# WHAT IS REQUIRED
Make an exact copy of all the data, pictures excluded.

# DATA TO EXAMINE
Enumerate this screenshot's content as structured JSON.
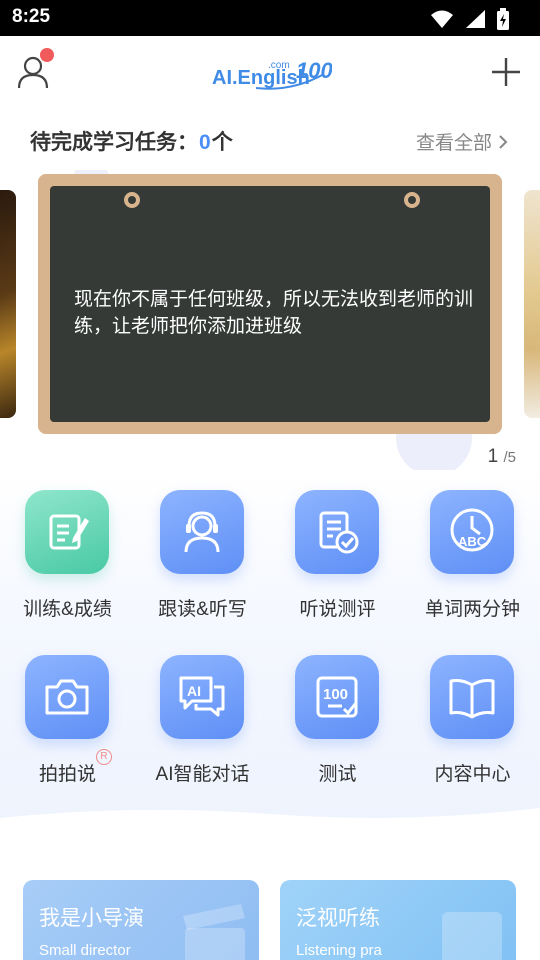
{
  "status_bar": {
    "time": "8:25"
  },
  "header": {
    "logo_text": "AI.English",
    "logo_sup": ".com",
    "logo_num": "100"
  },
  "tasks": {
    "title": "待完成学习任务：",
    "count": "0",
    "unit": "个",
    "view_all": "查看全部"
  },
  "banner": {
    "message": "现在你不属于任何班级，所以无法收到老师的训练，让老师把你添加进班级",
    "page_current": "1",
    "page_total": "/5"
  },
  "grid": [
    {
      "label": "训练&成绩",
      "icon": "edit-icon"
    },
    {
      "label": "跟读&听写",
      "icon": "headset-user-icon"
    },
    {
      "label": "听说测评",
      "icon": "document-check-icon"
    },
    {
      "label": "单词两分钟",
      "icon": "clock-abc-icon"
    },
    {
      "label": "拍拍说",
      "icon": "camera-icon",
      "badge": "R"
    },
    {
      "label": "AI智能对话",
      "icon": "ai-chat-icon"
    },
    {
      "label": "测试",
      "icon": "test-100-icon"
    },
    {
      "label": "内容中心",
      "icon": "book-icon"
    }
  ],
  "cards": [
    {
      "title": "我是小导演",
      "subtitle": "Small director"
    },
    {
      "title": "泛视听练",
      "subtitle": "Listening pra"
    }
  ],
  "colors": {
    "accent": "#4b8ef7",
    "tile_blue": "#6a97f6",
    "tile_green": "#4fcca7",
    "board": "#353a37",
    "board_frame": "#d8b48e",
    "badge_red": "#f25b5b"
  }
}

# WRITTEN REPLY
Enumerate this screenshot's content as structured JSON.
{
  "status_bar": {
    "time": "8:25"
  },
  "header": {
    "logo_text": "AI.English",
    "logo_sup": ".com",
    "logo_num": "100"
  },
  "tasks": {
    "title": "待完成学习任务：",
    "count": "0",
    "unit": "个",
    "view_all": "查看全部"
  },
  "banner": {
    "message": "现在你不属于任何班级，所以无法收到老师的训练，让老师把你添加进班级",
    "page_current": "1",
    "page_total": "/5"
  },
  "grid": [
    {
      "label": "训练&成绩",
      "icon": "edit-icon"
    },
    {
      "label": "跟读&听写",
      "icon": "headset-user-icon"
    },
    {
      "label": "听说测评",
      "icon": "document-check-icon"
    },
    {
      "label": "单词两分钟",
      "icon": "clock-abc-icon"
    },
    {
      "label": "拍拍说",
      "icon": "camera-icon",
      "badge": "R"
    },
    {
      "label": "AI智能对话",
      "icon": "ai-chat-icon"
    },
    {
      "label": "测试",
      "icon": "test-100-icon"
    },
    {
      "label": "内容中心",
      "icon": "book-icon"
    }
  ],
  "cards": [
    {
      "title": "我是小导演",
      "subtitle": "Small director"
    },
    {
      "title": "泛视听练",
      "subtitle": "Listening pra"
    }
  ],
  "colors": {
    "accent": "#4b8ef7",
    "tile_blue": "#6a97f6",
    "tile_green": "#4fcca7",
    "board": "#353a37",
    "board_frame": "#d8b48e",
    "badge_red": "#f25b5b"
  }
}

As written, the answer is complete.